Exercise material -
☆ ☆ ☆
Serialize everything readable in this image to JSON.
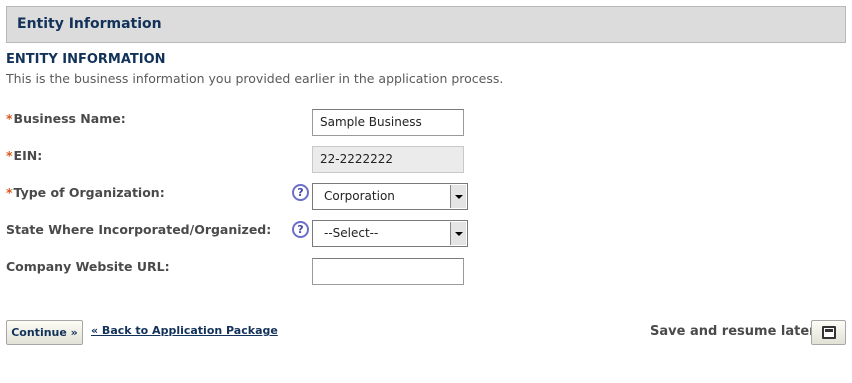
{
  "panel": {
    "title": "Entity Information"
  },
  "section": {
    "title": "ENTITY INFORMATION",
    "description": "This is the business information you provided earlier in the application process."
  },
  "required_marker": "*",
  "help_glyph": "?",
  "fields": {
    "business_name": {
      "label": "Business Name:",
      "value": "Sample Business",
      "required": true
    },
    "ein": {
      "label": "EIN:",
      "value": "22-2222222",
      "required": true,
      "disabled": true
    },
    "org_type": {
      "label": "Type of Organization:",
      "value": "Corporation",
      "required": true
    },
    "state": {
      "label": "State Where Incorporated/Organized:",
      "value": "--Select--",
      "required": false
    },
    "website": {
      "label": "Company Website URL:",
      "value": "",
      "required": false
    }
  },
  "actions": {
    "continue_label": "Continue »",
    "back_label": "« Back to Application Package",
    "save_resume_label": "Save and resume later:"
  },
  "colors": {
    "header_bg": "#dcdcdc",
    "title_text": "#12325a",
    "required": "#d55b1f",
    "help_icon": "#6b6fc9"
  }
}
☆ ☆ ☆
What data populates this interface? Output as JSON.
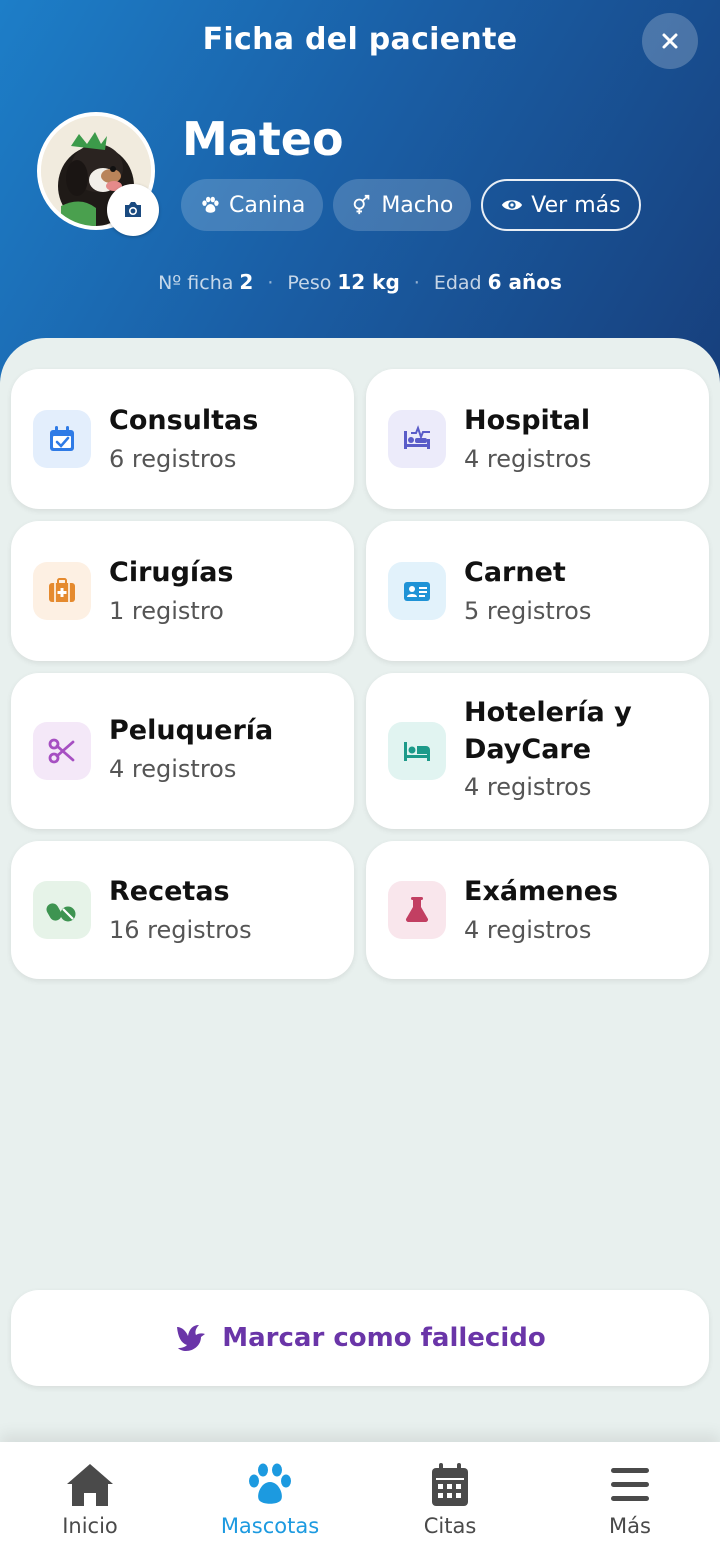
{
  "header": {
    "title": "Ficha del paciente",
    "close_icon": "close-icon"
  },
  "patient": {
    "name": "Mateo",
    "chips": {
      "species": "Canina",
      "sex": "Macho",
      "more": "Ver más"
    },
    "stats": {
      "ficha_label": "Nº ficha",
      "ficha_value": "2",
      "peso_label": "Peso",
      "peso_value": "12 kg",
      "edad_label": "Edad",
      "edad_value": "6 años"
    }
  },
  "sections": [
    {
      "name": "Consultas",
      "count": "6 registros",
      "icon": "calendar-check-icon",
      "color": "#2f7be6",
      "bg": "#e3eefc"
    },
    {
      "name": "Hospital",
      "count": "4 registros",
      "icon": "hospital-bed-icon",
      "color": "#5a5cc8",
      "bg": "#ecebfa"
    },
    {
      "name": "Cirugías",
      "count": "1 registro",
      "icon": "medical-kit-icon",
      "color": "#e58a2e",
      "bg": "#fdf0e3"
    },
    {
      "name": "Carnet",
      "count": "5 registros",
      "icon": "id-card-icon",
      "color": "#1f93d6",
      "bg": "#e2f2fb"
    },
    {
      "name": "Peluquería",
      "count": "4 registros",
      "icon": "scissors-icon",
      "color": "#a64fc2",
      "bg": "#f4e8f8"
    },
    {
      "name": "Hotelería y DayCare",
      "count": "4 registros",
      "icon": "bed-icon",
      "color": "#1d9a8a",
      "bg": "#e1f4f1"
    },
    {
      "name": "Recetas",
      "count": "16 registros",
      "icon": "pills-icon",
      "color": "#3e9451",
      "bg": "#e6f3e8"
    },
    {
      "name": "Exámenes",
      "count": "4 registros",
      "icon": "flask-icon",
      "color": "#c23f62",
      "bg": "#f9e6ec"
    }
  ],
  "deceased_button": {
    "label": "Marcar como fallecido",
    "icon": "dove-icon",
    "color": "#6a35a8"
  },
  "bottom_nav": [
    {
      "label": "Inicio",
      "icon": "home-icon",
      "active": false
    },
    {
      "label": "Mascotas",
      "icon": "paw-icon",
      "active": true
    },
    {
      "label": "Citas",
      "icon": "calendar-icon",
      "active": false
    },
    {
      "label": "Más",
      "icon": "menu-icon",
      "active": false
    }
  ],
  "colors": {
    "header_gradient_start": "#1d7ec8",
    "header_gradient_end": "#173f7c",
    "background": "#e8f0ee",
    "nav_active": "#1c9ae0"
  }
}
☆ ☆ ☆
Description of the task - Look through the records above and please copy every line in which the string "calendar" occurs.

Answer to this task -
      "icon": "calendar-check-icon",
      "icon": "calendar-icon",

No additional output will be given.